- Get them to practice saying:
o Of course I can help but I can only do it at X time
o I only have 5 minutes, and I must get on with X
o Can I let you know at the end of the day/tomorrow?
o Here’s one I made earlier (give them a sample template)
o How would you like me to help you/What do you think is best for me to do/What would be of most help to you at this time?
(or other means of setting boundaries).
Remember that setting boundaries not only protects one’s own emotional strength but makes it clear to others when they are available to help them. Sticking to them as much as possible is part of making a commitment to valuing ones-self and thus preserving performance.
By recognising and respecting the importance of personal wellbeing, your teams will refine and enhance the skills they already have rather than feel you have placed an extra demand on their multi-tasking selves. Most importantly, it will support and assist their successfully longevity with you.
Audrey's ILM webinar on mindful leadership through change can be viewed here:

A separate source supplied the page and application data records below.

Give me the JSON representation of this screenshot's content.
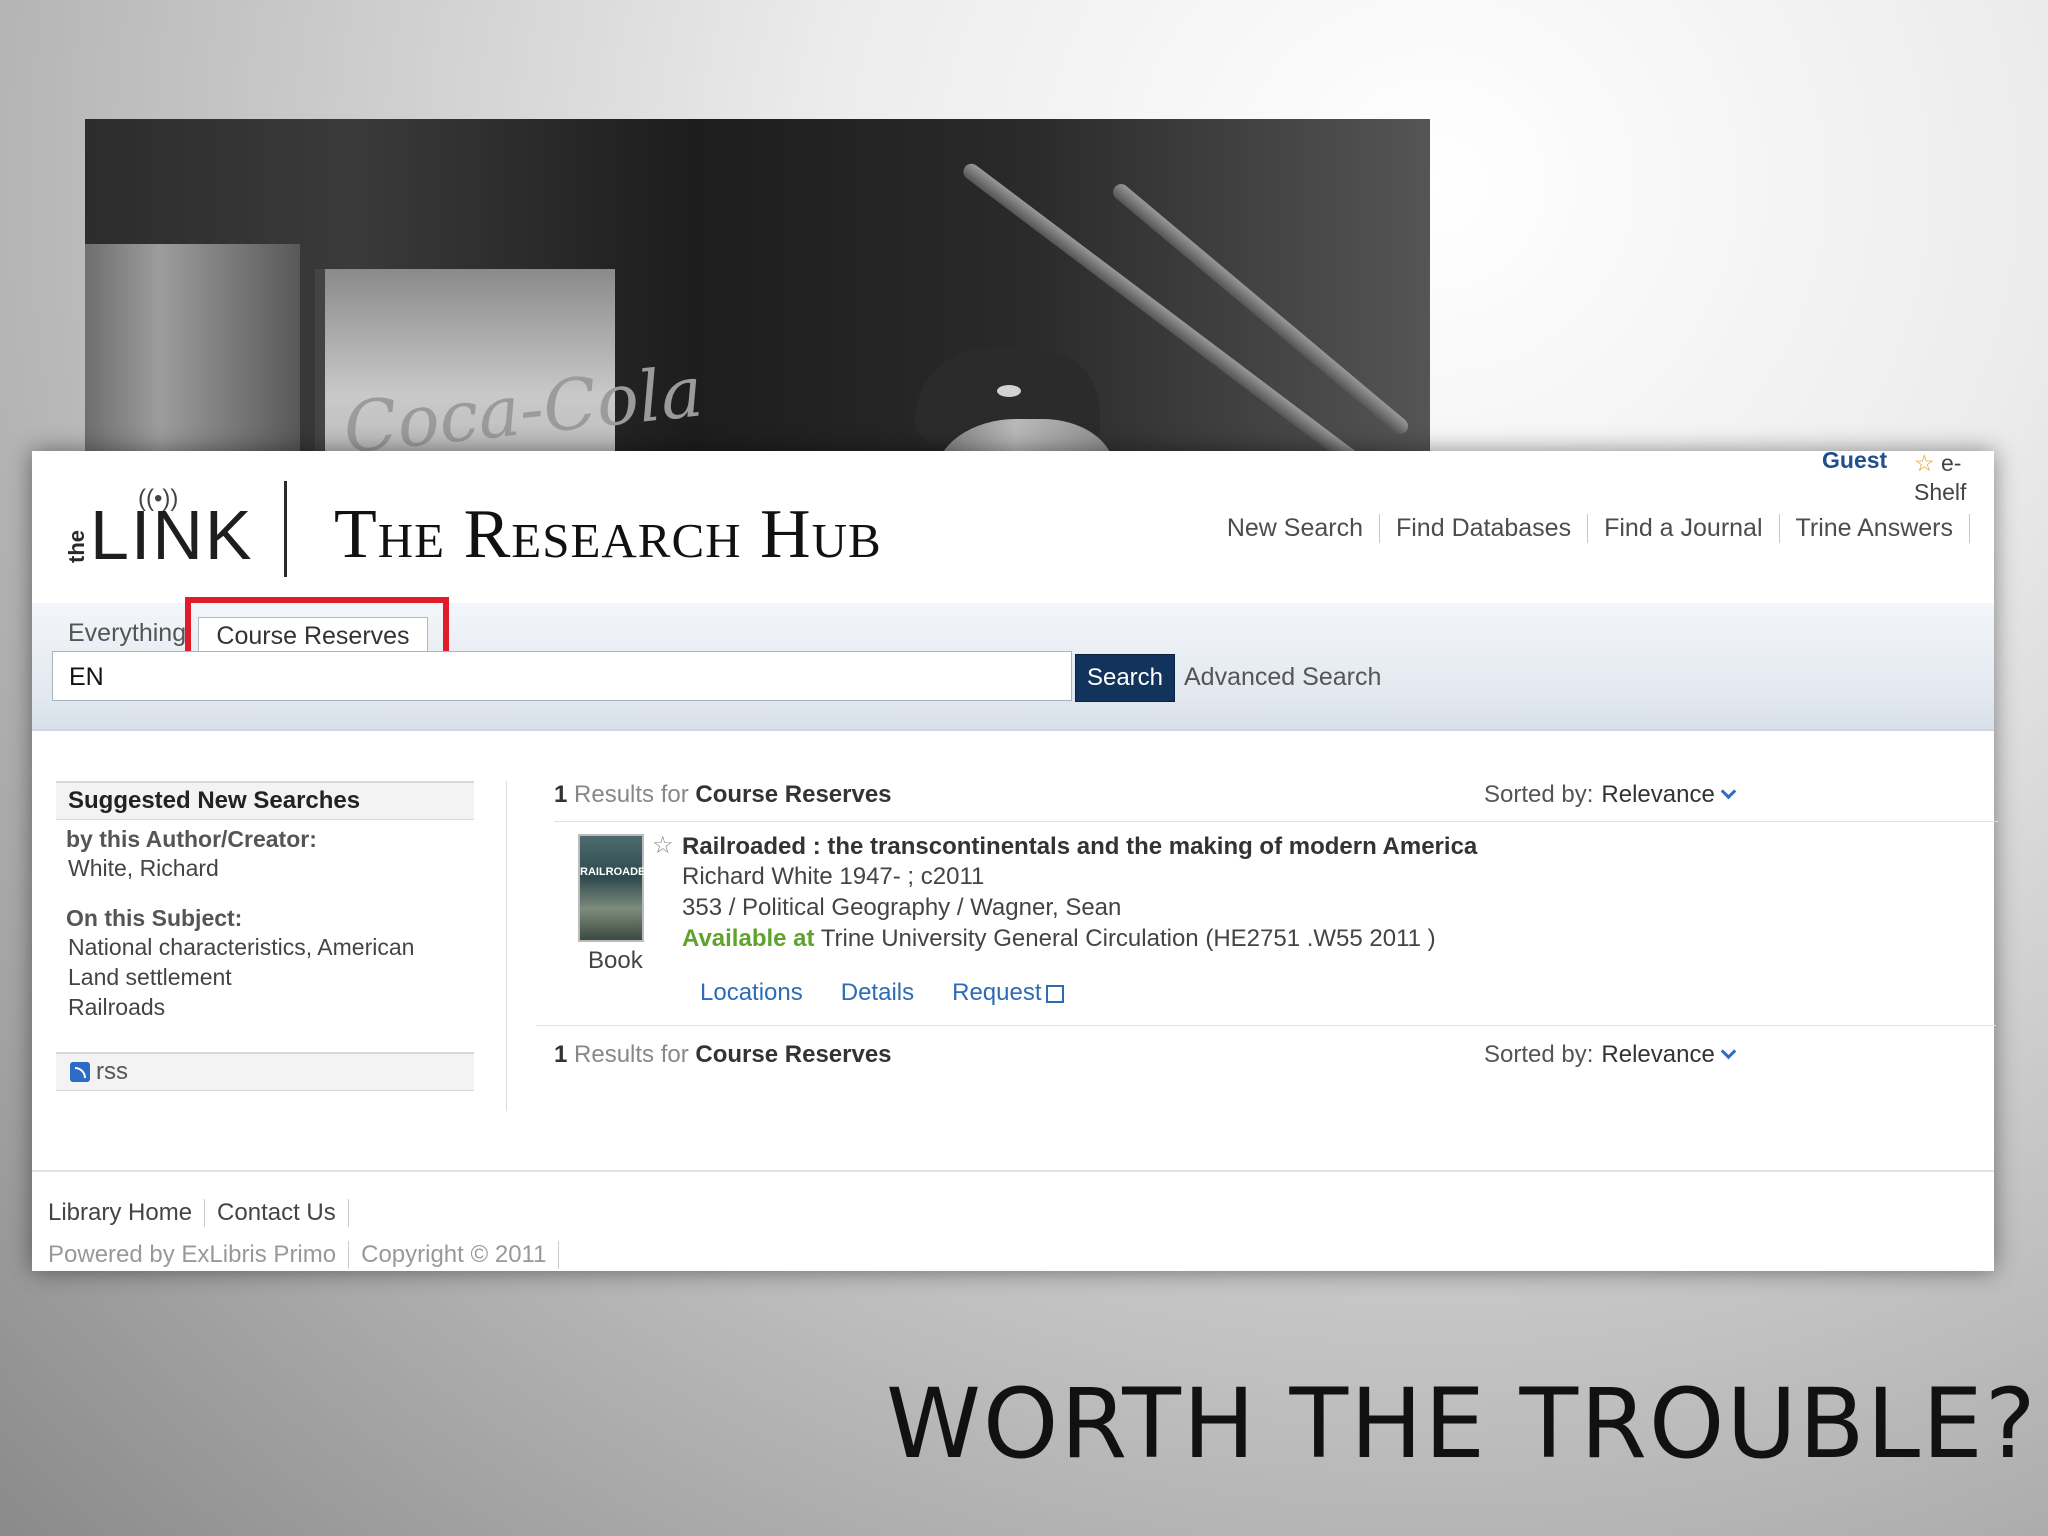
{
  "header": {
    "guest": "Guest",
    "eshelf": "e-Shelf",
    "brand_the": "the",
    "brand_link": "LINK",
    "title": "The Research Hub",
    "nav": [
      "New Search",
      "Find Databases",
      "Find a Journal",
      "Trine Answers"
    ]
  },
  "search": {
    "tabs": [
      "Everything",
      "Course Reserves"
    ],
    "query": "EN",
    "button": "Search",
    "advanced": "Advanced Search"
  },
  "sidebar": {
    "heading": "Suggested New Searches",
    "author_label": "by this Author/Creator:",
    "author": "White, Richard",
    "subject_label": "On this Subject:",
    "subjects": [
      "National characteristics, American",
      "Land settlement",
      "Railroads"
    ],
    "rss": "rss"
  },
  "results": {
    "count": "1",
    "results_for": "Results for",
    "scope": "Course Reserves",
    "sorted_by": "Sorted by:",
    "sort_value": "Relevance",
    "item": {
      "cover_text": "RAILROADED",
      "type": "Book",
      "title": "Railroaded : the transcontinentals and the making of modern America",
      "author": "Richard White 1947- ; c2011",
      "course": "353 / Political Geography / Wagner, Sean",
      "available_label": "Available at",
      "location": "Trine University General Circulation (HE2751 .W55 2011 )",
      "links": [
        "Locations",
        "Details",
        "Request"
      ]
    }
  },
  "footer": {
    "row1": [
      "Library Home",
      "Contact Us"
    ],
    "row2": [
      "Powered by ExLibris Primo",
      "Copyright © 2011"
    ]
  },
  "slide": {
    "title": "WORTH THE TROUBLE?",
    "photo_sign": "Coca-Cola"
  },
  "colors": {
    "search_button": "#12335c",
    "highlight": "#e01b2a",
    "available": "#5fa32d",
    "link": "#2c6cb4"
  }
}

Audrey is a Chartered Psychologist (CPsychol), and the author of "The Leader's Guide to Mindfulness" (2018) and "Be A Great Manager - Now" (2016) She is a CPD Accredited speaker, trainer, and qualified FIRO-B and NLP Practitioner. She is the founding Development Coach and Training Consultant with her training consultancy CLICK Training, and the resident psychologist on The Chrissy B Show (Sky191), the UK's only TV programme dedicated to mental health and wellbeing. She consults, coaches and often presents at National and International conferences in the fields of leadership and team cohesion, as well as being part of the Amity University conference panel. She currently lectures in Personal Development and Mindfulness and provides psychological consultancy in these areas to organisations.